The pollution incident occurred in October 2005 and was caused by failures in plant maintenance (ENDS Report 381, pp 4-5 ). Staff found a cement kiln door hanging off its hinges and tried to force it shut. Cemex continued to operate the plant, despite knowing the door was not secure, causing a large amount of dust to escape through a gap.
The wind carried the hazardous dust for up to three miles and it settled on a residential area. However, there was no hard evidence of damage to health.
On 18 July, the Court of Appeal ruled that the fine was “disproportionate” in the absence of a fatality or injury, or deliberate failure by Cemex.
The Environment Agency said it was a “disappointing result” given the incident’s “gravity” and “environmental impact”. Nevertheless, it said it respected the decision. It called for sentencing guidelines to assist courts with environmental cases.

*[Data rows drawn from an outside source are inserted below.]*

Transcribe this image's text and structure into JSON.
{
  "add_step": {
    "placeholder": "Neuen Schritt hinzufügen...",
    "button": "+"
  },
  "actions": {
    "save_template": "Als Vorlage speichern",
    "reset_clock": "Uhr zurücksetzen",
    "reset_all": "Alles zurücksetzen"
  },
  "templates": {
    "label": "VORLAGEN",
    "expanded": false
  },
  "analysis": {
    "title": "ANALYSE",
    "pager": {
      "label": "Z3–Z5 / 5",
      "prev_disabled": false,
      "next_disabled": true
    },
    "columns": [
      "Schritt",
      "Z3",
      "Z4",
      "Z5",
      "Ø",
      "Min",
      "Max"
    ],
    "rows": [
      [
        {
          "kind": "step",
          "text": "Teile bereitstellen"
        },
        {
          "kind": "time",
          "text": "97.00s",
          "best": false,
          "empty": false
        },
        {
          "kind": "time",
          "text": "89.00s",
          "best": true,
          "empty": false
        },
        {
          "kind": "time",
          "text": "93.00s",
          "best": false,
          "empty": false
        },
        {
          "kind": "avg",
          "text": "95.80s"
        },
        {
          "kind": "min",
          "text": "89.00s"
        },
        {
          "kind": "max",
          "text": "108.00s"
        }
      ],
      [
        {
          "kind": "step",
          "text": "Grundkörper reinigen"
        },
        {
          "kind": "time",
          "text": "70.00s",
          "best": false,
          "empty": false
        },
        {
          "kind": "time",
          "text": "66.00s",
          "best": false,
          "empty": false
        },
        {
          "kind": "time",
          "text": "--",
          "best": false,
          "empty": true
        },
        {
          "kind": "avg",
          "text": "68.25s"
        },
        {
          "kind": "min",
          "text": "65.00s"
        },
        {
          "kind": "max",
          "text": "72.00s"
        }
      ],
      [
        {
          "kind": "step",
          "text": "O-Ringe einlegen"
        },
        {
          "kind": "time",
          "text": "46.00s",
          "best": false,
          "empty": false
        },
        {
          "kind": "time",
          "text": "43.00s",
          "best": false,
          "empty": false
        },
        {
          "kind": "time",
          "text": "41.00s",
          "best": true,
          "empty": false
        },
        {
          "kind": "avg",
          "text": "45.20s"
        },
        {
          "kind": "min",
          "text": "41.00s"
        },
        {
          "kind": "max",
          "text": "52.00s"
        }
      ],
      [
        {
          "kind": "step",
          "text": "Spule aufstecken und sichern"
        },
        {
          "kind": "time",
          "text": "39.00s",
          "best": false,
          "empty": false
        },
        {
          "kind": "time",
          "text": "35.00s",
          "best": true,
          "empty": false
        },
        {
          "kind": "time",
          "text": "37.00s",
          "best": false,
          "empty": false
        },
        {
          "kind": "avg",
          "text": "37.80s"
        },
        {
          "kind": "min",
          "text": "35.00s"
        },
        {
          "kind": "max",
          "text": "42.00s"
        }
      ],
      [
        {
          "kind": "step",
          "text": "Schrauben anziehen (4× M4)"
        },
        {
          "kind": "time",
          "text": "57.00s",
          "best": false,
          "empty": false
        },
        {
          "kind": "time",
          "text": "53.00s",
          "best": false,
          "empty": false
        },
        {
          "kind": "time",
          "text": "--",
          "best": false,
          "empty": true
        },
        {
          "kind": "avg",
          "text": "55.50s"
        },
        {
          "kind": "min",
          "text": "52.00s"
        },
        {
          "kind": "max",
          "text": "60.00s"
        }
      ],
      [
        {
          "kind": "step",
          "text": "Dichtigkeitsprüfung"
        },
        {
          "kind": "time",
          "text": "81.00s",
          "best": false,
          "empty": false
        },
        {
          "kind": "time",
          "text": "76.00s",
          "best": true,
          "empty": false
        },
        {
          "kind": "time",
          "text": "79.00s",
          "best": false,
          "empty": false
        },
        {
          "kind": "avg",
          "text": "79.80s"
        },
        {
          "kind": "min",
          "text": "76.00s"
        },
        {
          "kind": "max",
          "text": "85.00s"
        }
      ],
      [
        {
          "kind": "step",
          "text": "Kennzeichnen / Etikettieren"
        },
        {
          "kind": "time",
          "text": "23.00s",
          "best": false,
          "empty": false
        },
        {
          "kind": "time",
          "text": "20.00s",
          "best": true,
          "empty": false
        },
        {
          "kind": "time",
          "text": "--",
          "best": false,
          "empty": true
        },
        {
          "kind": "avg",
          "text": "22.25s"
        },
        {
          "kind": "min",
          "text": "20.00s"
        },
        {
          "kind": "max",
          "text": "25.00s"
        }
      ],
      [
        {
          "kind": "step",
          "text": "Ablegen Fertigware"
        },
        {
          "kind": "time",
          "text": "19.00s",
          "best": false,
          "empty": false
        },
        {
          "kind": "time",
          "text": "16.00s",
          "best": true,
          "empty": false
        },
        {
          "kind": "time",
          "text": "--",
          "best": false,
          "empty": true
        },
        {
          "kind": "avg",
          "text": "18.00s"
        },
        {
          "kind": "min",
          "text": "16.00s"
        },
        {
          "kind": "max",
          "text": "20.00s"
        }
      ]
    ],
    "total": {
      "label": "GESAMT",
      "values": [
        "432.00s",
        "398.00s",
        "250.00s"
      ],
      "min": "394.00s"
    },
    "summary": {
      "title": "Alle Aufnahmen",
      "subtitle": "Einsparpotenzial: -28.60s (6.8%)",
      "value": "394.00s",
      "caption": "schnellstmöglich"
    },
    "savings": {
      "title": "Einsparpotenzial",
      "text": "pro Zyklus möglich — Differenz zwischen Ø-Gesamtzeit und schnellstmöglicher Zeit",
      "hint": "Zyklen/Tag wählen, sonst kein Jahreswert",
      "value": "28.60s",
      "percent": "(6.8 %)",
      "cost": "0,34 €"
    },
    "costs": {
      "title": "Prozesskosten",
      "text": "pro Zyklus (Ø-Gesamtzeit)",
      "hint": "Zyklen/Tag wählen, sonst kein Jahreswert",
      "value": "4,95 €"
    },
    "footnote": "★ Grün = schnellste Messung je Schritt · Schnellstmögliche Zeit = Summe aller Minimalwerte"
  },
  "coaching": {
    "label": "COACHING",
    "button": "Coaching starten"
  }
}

The Macrory report on penalties for environmental offences recommends that only the most serious cases go to court. Most non-compliance could be dealt with by the regulator through a system of administrative penalties (ENDS Report 383, pp 37-39 ).